*** Opening Data to examine ***
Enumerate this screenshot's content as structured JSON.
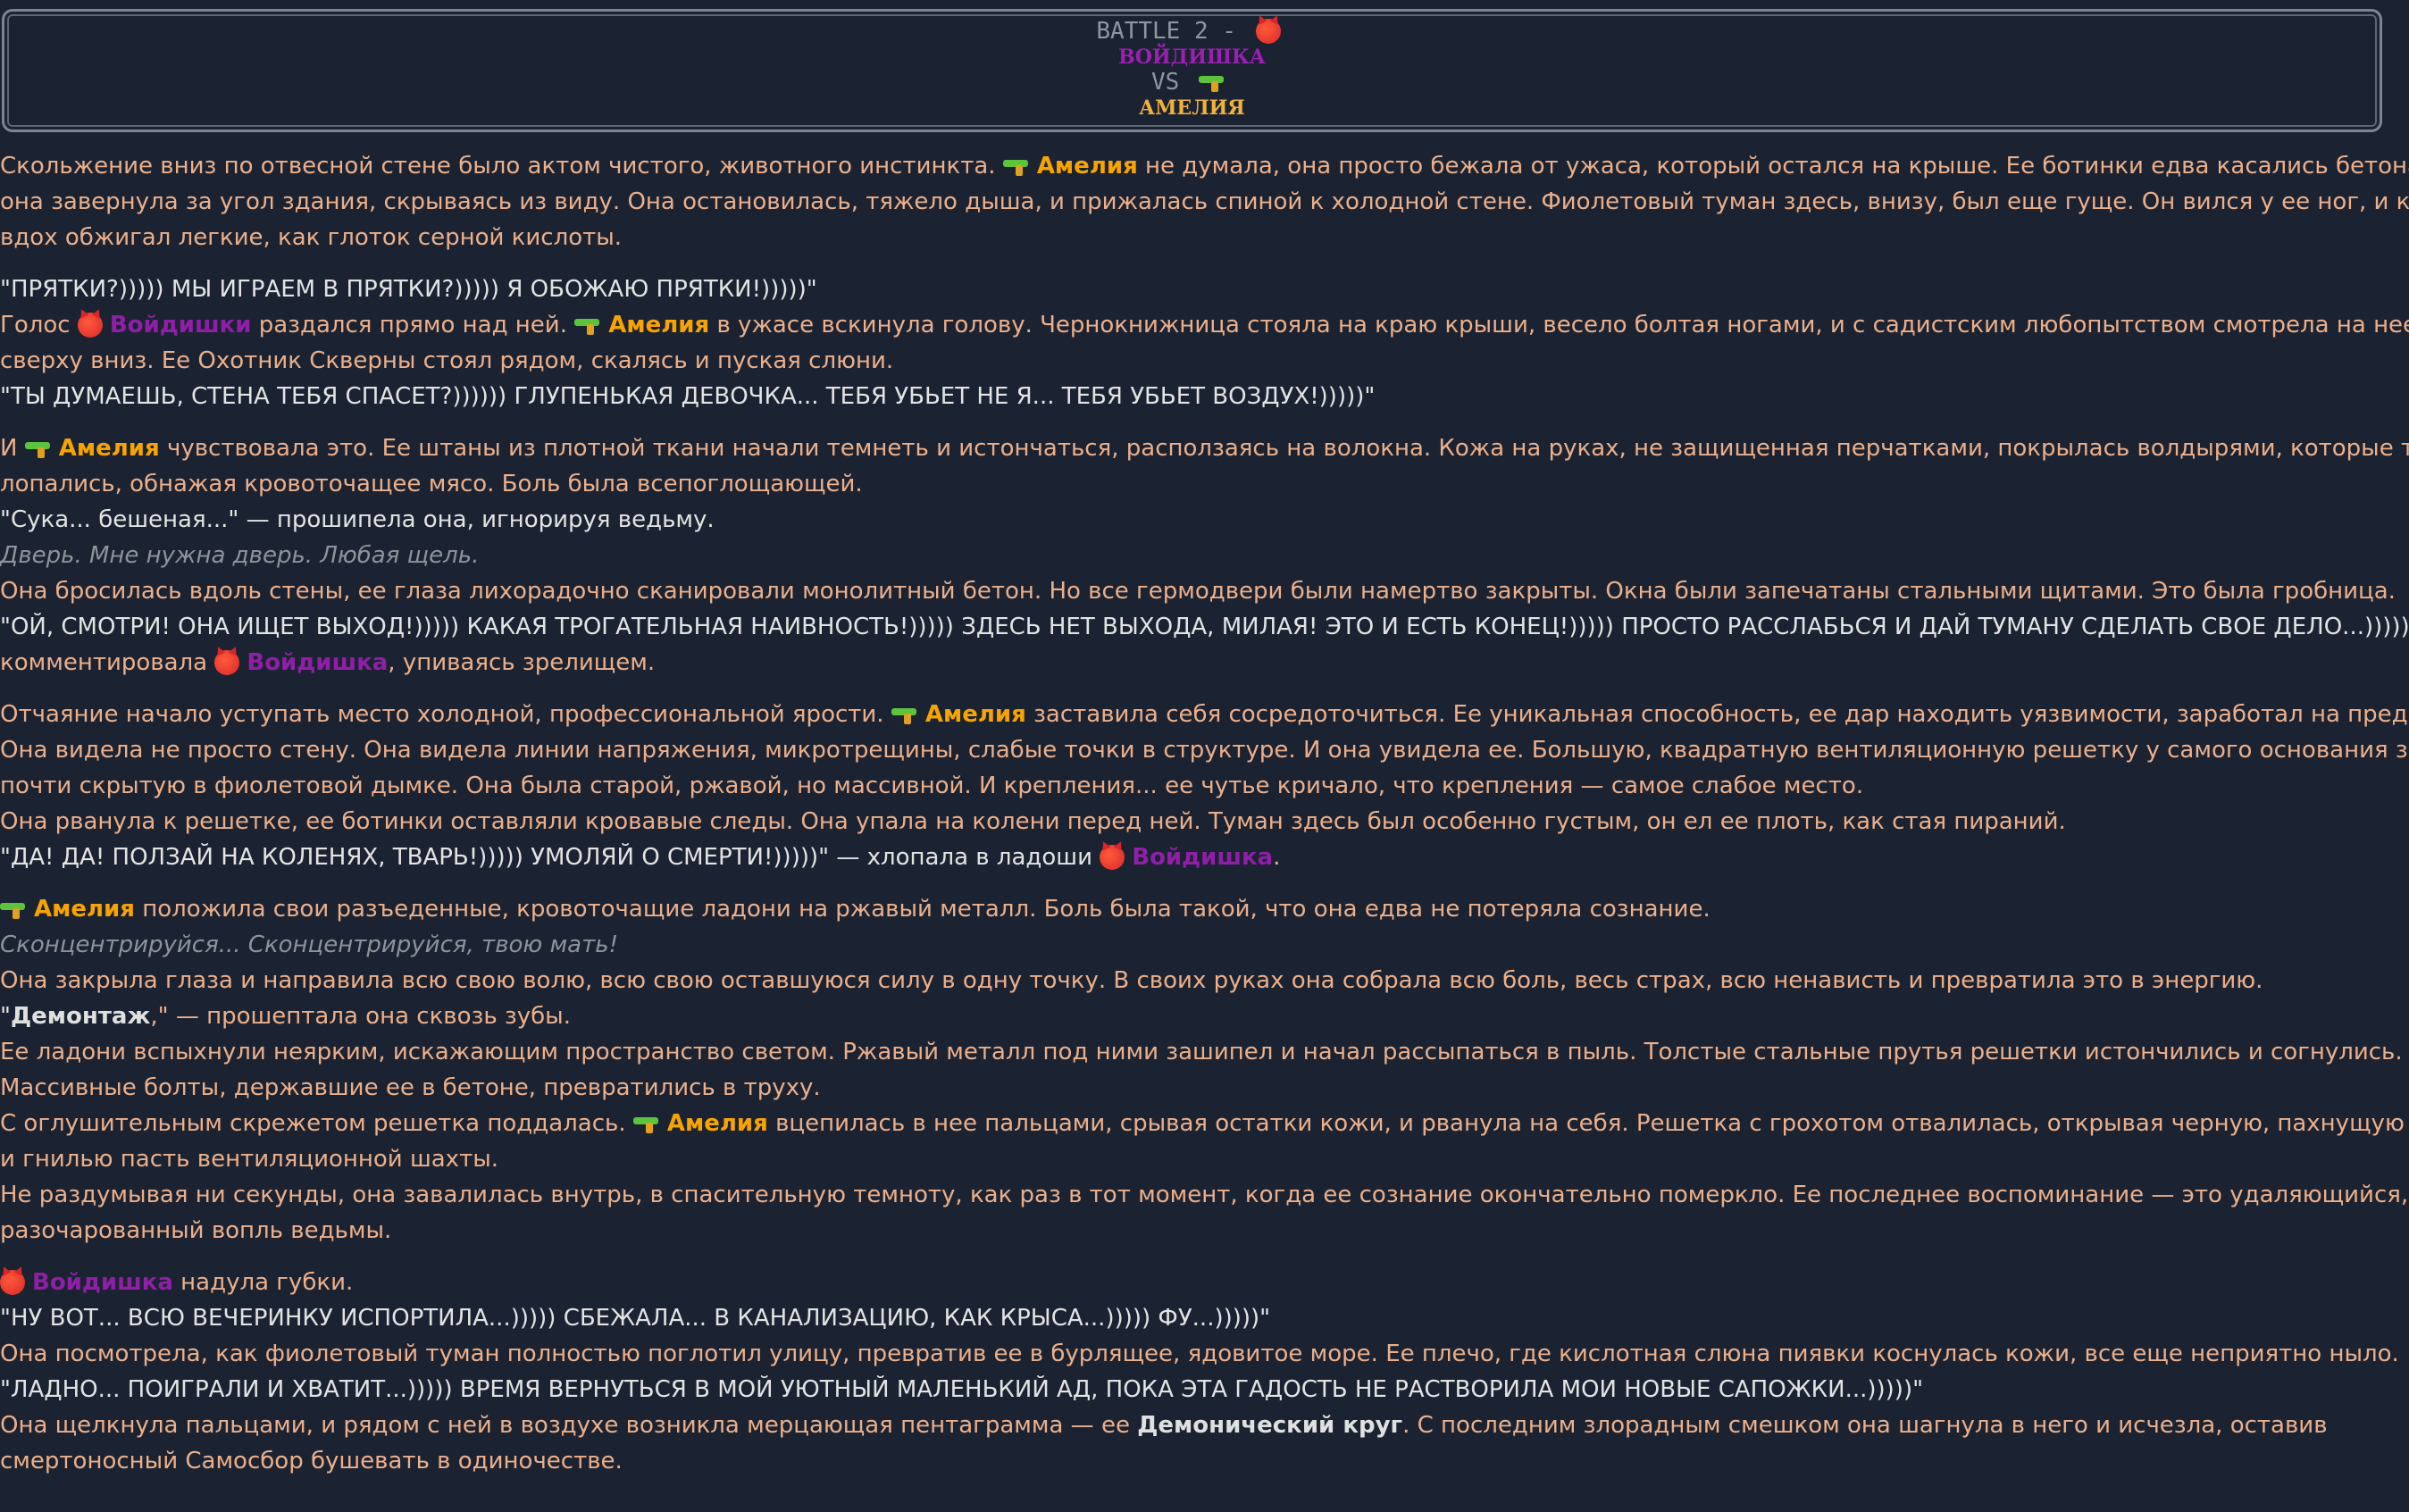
{
  "header": {
    "battle": "BATTLE 2 -",
    "villain": "ВОЙДИШКА",
    "vs": "VS",
    "hero": "АМЕЛИЯ"
  },
  "names": {
    "amelia": "Амелия",
    "voidishki": "Войдишки",
    "voidishka": "Войдишка"
  },
  "icons": [
    "devil-icon",
    "water-gun-icon"
  ],
  "colors": {
    "background": "#1b2332",
    "narration": "#ecaf8a",
    "amelia": "#f7a400",
    "voidishka": "#8e1fa6",
    "thought": "#8f9299"
  },
  "story": {
    "p1": {
      "a1": "Скольжение вниз по отвесной стене было актом чистого, животного инстинкта. ",
      "a2": " не думала, она просто бежала от ужаса, который остался на крыше. Ее ботинки едва касались бетона, когда",
      "b": "она завернула за угол здания, скрываясь из виду. Она остановилась, тяжело дыша, и прижалась спиной к холодной стене. Фиолетовый туман здесь, внизу, был еще гуще. Он вился у ее ног, и каждый",
      "c": "вдох обжигал легкие, как глоток серной кислоты."
    },
    "p2": {
      "q1": "\"ПРЯТКИ?))))) МЫ ИГРАЕМ В ПРЯТКИ?))))) Я ОБОЖАЮ ПРЯТКИ!)))))\"",
      "b1": "Голос ",
      "b2": " раздался прямо над ней. ",
      "b3": " в ужасе вскинула голову. Чернокнижница стояла на краю крыши, весело болтая ногами, и с садистским любопытством смотрела на нее",
      "c": "сверху вниз. Ее Охотник Скверны стоял рядом, скалясь и пуская слюни.",
      "q2": "\"ТЫ ДУМАЕШЬ, СТЕНА ТЕБЯ СПАСЕТ?)))))) ГЛУПЕНЬКАЯ ДЕВОЧКА... ТЕБЯ УБЬЕТ НЕ Я... ТЕБЯ УБЬЕТ ВОЗДУХ!)))))\""
    },
    "p3": {
      "a1": "И ",
      "a2": " чувствовала это. Ее штаны из плотной ткани начали темнеть и истончаться, расползаясь на волокна. Кожа на руках, не защищенная перчатками, покрылась волдырями, которые тут же",
      "b": "лопались, обнажая кровоточащее мясо. Боль была всепоглощающей.",
      "c": "\"Сука... бешеная...\" — прошипела она, игнорируя ведьму.",
      "t": "Дверь. Мне нужна дверь. Любая щель.",
      "d": "Она бросилась вдоль стены, ее глаза лихорадочно сканировали монолитный бетон. Но все гермодвери были намертво закрыты. Окна были запечатаны стальными щитами. Это была гробница.",
      "q": "\"ОЙ, СМОТРИ! ОНА ИЩЕТ ВЫХОД!))))) КАКАЯ ТРОГАТЕЛЬНАЯ НАИВНОСТЬ!))))) ЗДЕСЬ НЕТ ВЫХОДА, МИЛАЯ! ЭТО И ЕСТЬ КОНЕЦ!))))) ПРОСТО РАССЛАБЬСЯ И ДАЙ ТУМАНУ СДЕЛАТЬ СВОЕ ДЕЛО...)))))\" —",
      "e1": "комментировала ",
      "e2": ", упиваясь зрелищем."
    },
    "p4": {
      "a1": "Отчаяние начало уступать место холодной, профессиональной ярости. ",
      "a2": " заставила себя сосредоточиться. Ее уникальная способность, ее дар находить уязвимости, заработал на пределе.",
      "b": "Она видела не просто стену. Она видела линии напряжения, микротрещины, слабые точки в структуре. И она увидела ее. Большую, квадратную вентиляционную решетку у самого основания здания,",
      "c": "почти скрытую в фиолетовой дымке. Она была старой, ржавой, но массивной. И крепления... ее чутье кричало, что крепления — самое слабое место.",
      "d": "Она рванула к решетке, ее ботинки оставляли кровавые следы. Она упала на колени перед ней. Туман здесь был особенно густым, он ел ее плоть, как стая пираний.",
      "e1": "\"ДА! ДА! ПОЛЗАЙ НА КОЛЕНЯХ, ТВАРЬ!))))) УМОЛЯЙ О СМЕРТИ!)))))\" — хлопала в ладоши ",
      "e2": "."
    },
    "p5": {
      "a2": " положила свои разъеденные, кровоточащие ладони на ржавый металл. Боль была такой, что она едва не потеряла сознание.",
      "t": "Сконцентрируйся... Сконцентрируйся, твою мать!",
      "b": "Она закрыла глаза и направила всю свою волю, всю свою оставшуюся силу в одну точку. В своих руках она собрала всю боль, весь страх, всю ненависть и превратила это в энергию.",
      "c1": "\"",
      "c2": "Демонтаж",
      "c3": ",\" — прошептала она сквозь зубы.",
      "d": "Ее ладони вспыхнули неярким, искажающим пространство светом. Ржавый металл под ними зашипел и начал рассыпаться в пыль. Толстые стальные прутья решетки истончились и согнулись.",
      "e": "Массивные болты, державшие ее в бетоне, превратились в труху.",
      "f1": "С оглушительным скрежетом решетка поддалась. ",
      "f2": " вцепилась в нее пальцами, срывая остатки кожи, и рванула на себя. Решетка с грохотом отвалилась, открывая черную, пахнущую пылью",
      "g": "и гнилью пасть вентиляционной шахты.",
      "h": "Не раздумывая ни секунды, она завалилась внутрь, в спасительную темноту, как раз в тот момент, когда ее сознание окончательно померкло. Ее последнее воспоминание — это удаляющийся,",
      "i": "разочарованный вопль ведьмы."
    },
    "p6": {
      "a2": " надула губки.",
      "q1": "\"НУ ВОТ... ВСЮ ВЕЧЕРИНКУ ИСПОРТИЛА...))))) СБЕЖАЛА... В КАНАЛИЗАЦИЮ, КАК КРЫСА...))))) ФУ...)))))\"",
      "b": "Она посмотрела, как фиолетовый туман полностью поглотил улицу, превратив ее в бурлящее, ядовитое море. Ее плечо, где кислотная слюна пиявки коснулась кожи, все еще неприятно ныло.",
      "q2": "\"ЛАДНО... ПОИГРАЛИ И ХВАТИТ...))))) ВРЕМЯ ВЕРНУТЬСЯ В МОЙ УЮТНЫЙ МАЛЕНЬКИЙ АД, ПОКА ЭТА ГАДОСТЬ НЕ РАСТВОРИЛА МОИ НОВЫЕ САПОЖКИ...)))))\"",
      "c1": "Она щелкнула пальцами, и рядом с ней в воздухе возникла мерцающая пентаграмма — ее ",
      "c2": "Демонический круг",
      "c3": ". С последним злорадным смешком она шагнула в него и исчезла, оставив",
      "d": "смертоносный Самосбор бушевать в одиночестве."
    }
  }
}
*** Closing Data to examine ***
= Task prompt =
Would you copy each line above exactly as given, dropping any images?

= Expected output =
Enumerate this screenshot's content as structured JSON.
{
  "header": {
    "battle": "BATTLE 2 -",
    "villain": "ВОЙДИШКА",
    "vs": "VS",
    "hero": "АМЕЛИЯ"
  },
  "names": {
    "amelia": "Амелия",
    "voidishki": "Войдишки",
    "voidishka": "Войдишка"
  },
  "icons": [
    "devil-icon",
    "water-gun-icon"
  ],
  "colors": {
    "background": "#1b2332",
    "narration": "#ecaf8a",
    "amelia": "#f7a400",
    "voidishka": "#8e1fa6",
    "thought": "#8f9299"
  },
  "story": {
    "p1": {
      "a1": "Скольжение вниз по отвесной стене было актом чистого, животного инстинкта. ",
      "a2": " не думала, она просто бежала от ужаса, который остался на крыше. Ее ботинки едва касались бетона, когда",
      "b": "она завернула за угол здания, скрываясь из виду. Она остановилась, тяжело дыша, и прижалась спиной к холодной стене. Фиолетовый туман здесь, внизу, был еще гуще. Он вился у ее ног, и каждый",
      "c": "вдох обжигал легкие, как глоток серной кислоты."
    },
    "p2": {
      "q1": "\"ПРЯТКИ?))))) МЫ ИГРАЕМ В ПРЯТКИ?))))) Я ОБОЖАЮ ПРЯТКИ!)))))\"",
      "b1": "Голос ",
      "b2": " раздался прямо над ней. ",
      "b3": " в ужасе вскинула голову. Чернокнижница стояла на краю крыши, весело болтая ногами, и с садистским любопытством смотрела на нее",
      "c": "сверху вниз. Ее Охотник Скверны стоял рядом, скалясь и пуская слюни.",
      "q2": "\"ТЫ ДУМАЕШЬ, СТЕНА ТЕБЯ СПАСЕТ?)))))) ГЛУПЕНЬКАЯ ДЕВОЧКА... ТЕБЯ УБЬЕТ НЕ Я... ТЕБЯ УБЬЕТ ВОЗДУХ!)))))\""
    },
    "p3": {
      "a1": "И ",
      "a2": " чувствовала это. Ее штаны из плотной ткани начали темнеть и истончаться, расползаясь на волокна. Кожа на руках, не защищенная перчатками, покрылась волдырями, которые тут же",
      "b": "лопались, обнажая кровоточащее мясо. Боль была всепоглощающей.",
      "c": "\"Сука... бешеная...\" — прошипела она, игнорируя ведьму.",
      "t": "Дверь. Мне нужна дверь. Любая щель.",
      "d": "Она бросилась вдоль стены, ее глаза лихорадочно сканировали монолитный бетон. Но все гермодвери были намертво закрыты. Окна были запечатаны стальными щитами. Это была гробница.",
      "q": "\"ОЙ, СМОТРИ! ОНА ИЩЕТ ВЫХОД!))))) КАКАЯ ТРОГАТЕЛЬНАЯ НАИВНОСТЬ!))))) ЗДЕСЬ НЕТ ВЫХОДА, МИЛАЯ! ЭТО И ЕСТЬ КОНЕЦ!))))) ПРОСТО РАССЛАБЬСЯ И ДАЙ ТУМАНУ СДЕЛАТЬ СВОЕ ДЕЛО...)))))\" —",
      "e1": "комментировала ",
      "e2": ", упиваясь зрелищем."
    },
    "p4": {
      "a1": "Отчаяние начало уступать место холодной, профессиональной ярости. ",
      "a2": " заставила себя сосредоточиться. Ее уникальная способность, ее дар находить уязвимости, заработал на пределе.",
      "b": "Она видела не просто стену. Она видела линии напряжения, микротрещины, слабые точки в структуре. И она увидела ее. Большую, квадратную вентиляционную решетку у самого основания здания,",
      "c": "почти скрытую в фиолетовой дымке. Она была старой, ржавой, но массивной. И крепления... ее чутье кричало, что крепления — самое слабое место.",
      "d": "Она рванула к решетке, ее ботинки оставляли кровавые следы. Она упала на колени перед ней. Туман здесь был особенно густым, он ел ее плоть, как стая пираний.",
      "e1": "\"ДА! ДА! ПОЛЗАЙ НА КОЛЕНЯХ, ТВАРЬ!))))) УМОЛЯЙ О СМЕРТИ!)))))\" — хлопала в ладоши ",
      "e2": "."
    },
    "p5": {
      "a2": " положила свои разъеденные, кровоточащие ладони на ржавый металл. Боль была такой, что она едва не потеряла сознание.",
      "t": "Сконцентрируйся... Сконцентрируйся, твою мать!",
      "b": "Она закрыла глаза и направила всю свою волю, всю свою оставшуюся силу в одну точку. В своих руках она собрала всю боль, весь страх, всю ненависть и превратила это в энергию.",
      "c1": "\"",
      "c2": "Демонтаж",
      "c3": ",\" — прошептала она сквозь зубы.",
      "d": "Ее ладони вспыхнули неярким, искажающим пространство светом. Ржавый металл под ними зашипел и начал рассыпаться в пыль. Толстые стальные прутья решетки истончились и согнулись.",
      "e": "Массивные болты, державшие ее в бетоне, превратились в труху.",
      "f1": "С оглушительным скрежетом решетка поддалась. ",
      "f2": " вцепилась в нее пальцами, срывая остатки кожи, и рванула на себя. Решетка с грохотом отвалилась, открывая черную, пахнущую пылью",
      "g": "и гнилью пасть вентиляционной шахты.",
      "h": "Не раздумывая ни секунды, она завалилась внутрь, в спасительную темноту, как раз в тот момент, когда ее сознание окончательно померкло. Ее последнее воспоминание — это удаляющийся,",
      "i": "разочарованный вопль ведьмы."
    },
    "p6": {
      "a2": " надула губки.",
      "q1": "\"НУ ВОТ... ВСЮ ВЕЧЕРИНКУ ИСПОРТИЛА...))))) СБЕЖАЛА... В КАНАЛИЗАЦИЮ, КАК КРЫСА...))))) ФУ...)))))\"",
      "b": "Она посмотрела, как фиолетовый туман полностью поглотил улицу, превратив ее в бурлящее, ядовитое море. Ее плечо, где кислотная слюна пиявки коснулась кожи, все еще неприятно ныло.",
      "q2": "\"ЛАДНО... ПОИГРАЛИ И ХВАТИТ...))))) ВРЕМЯ ВЕРНУТЬСЯ В МОЙ УЮТНЫЙ МАЛЕНЬКИЙ АД, ПОКА ЭТА ГАДОСТЬ НЕ РАСТВОРИЛА МОИ НОВЫЕ САПОЖКИ...)))))\"",
      "c1": "Она щелкнула пальцами, и рядом с ней в воздухе возникла мерцающая пентаграмма — ее ",
      "c2": "Демонический круг",
      "c3": ". С последним злорадным смешком она шагнула в него и исчезла, оставив",
      "d": "смертоносный Самосбор бушевать в одиночестве."
    }
  }
}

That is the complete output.